About: As Co-founder and Vice President of Product Development, Austin has been responsible for creating recreation maps and leading mobile application development efforts for the last 8 years at NeoTreks.  Austin is the sole cartographer responsible for designing, producing and managing NeoTreks’ premier map product NeoTreks Maps™.  NeoTreks Maps are a recreation-centric mapping product designed to replace paper hiking maps and can be viewed freely at maps.neotreks.com. NeoTreks Maps are not sold directly to consumers.  Rather, NeoTreks offers their maps to other mobile and web application developers for use in their products on a pay-per-use billing model.  Some of the mobile and web applications that use NeoTreks Maps include Singletracks, MTB Project, Backcountry Navigator, ViewRanger, Gaia GPS, and others.

 

Nate Irwin, Trailhead Labs

A Stewardship-first Approach to Recreation Mapping

With its OuterSpatial platform, Trailhead Labs is pushing an approach to mapping that gives stewards of our open spaces — including government agencies and nonprofits — control over what information is presented and how it’s presented. The reality, however, is that most land management agencies lack the resources necessary to keep up with the ever-changing landscape, both literally and technologically. So Trailhead Labs is also working on features within OuterSpatial to make it possible for recreationalists to contribute data and content back to organizations through structured channels. In this talk, Nate will walkthrough the OuterSpatial platform and discuss where it is and where it’s going.
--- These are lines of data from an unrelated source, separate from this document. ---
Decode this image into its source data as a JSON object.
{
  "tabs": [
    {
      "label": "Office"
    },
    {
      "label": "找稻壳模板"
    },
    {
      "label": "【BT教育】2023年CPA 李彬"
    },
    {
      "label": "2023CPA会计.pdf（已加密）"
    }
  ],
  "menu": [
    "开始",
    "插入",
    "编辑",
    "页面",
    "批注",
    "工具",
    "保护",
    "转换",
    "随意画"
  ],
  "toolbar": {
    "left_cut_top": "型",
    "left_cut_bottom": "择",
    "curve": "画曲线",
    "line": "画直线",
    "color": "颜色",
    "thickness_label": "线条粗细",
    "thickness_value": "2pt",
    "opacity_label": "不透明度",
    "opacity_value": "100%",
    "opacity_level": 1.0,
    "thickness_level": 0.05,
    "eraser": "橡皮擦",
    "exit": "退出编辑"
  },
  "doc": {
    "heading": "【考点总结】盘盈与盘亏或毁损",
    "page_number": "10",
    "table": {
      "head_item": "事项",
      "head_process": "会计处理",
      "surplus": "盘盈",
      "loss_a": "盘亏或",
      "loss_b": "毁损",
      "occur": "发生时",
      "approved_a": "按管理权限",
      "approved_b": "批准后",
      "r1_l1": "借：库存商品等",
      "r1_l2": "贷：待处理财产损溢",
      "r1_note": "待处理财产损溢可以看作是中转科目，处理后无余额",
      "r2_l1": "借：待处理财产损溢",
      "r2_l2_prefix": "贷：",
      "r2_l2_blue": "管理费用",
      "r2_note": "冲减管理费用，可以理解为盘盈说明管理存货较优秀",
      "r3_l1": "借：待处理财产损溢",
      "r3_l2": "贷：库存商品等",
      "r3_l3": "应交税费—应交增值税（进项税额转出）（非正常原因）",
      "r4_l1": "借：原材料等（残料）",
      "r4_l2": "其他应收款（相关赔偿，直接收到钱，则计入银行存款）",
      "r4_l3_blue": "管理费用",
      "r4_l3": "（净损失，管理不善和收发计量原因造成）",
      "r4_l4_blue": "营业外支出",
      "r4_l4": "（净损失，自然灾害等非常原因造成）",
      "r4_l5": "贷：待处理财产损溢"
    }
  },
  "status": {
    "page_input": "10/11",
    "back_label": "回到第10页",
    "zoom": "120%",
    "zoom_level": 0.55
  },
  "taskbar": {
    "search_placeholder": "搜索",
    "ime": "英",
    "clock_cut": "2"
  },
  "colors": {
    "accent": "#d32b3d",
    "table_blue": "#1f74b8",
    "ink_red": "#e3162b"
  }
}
About: Nate leads product for Trailhead Labs, a company that partners with government agencies and nonprofits to build technology that engages people with the outdoors. Prior to moving to Trailhead Labs, Nate led the National Park Service’s NPMap team, which focused on developing digital maps and mobile applications for National Parks.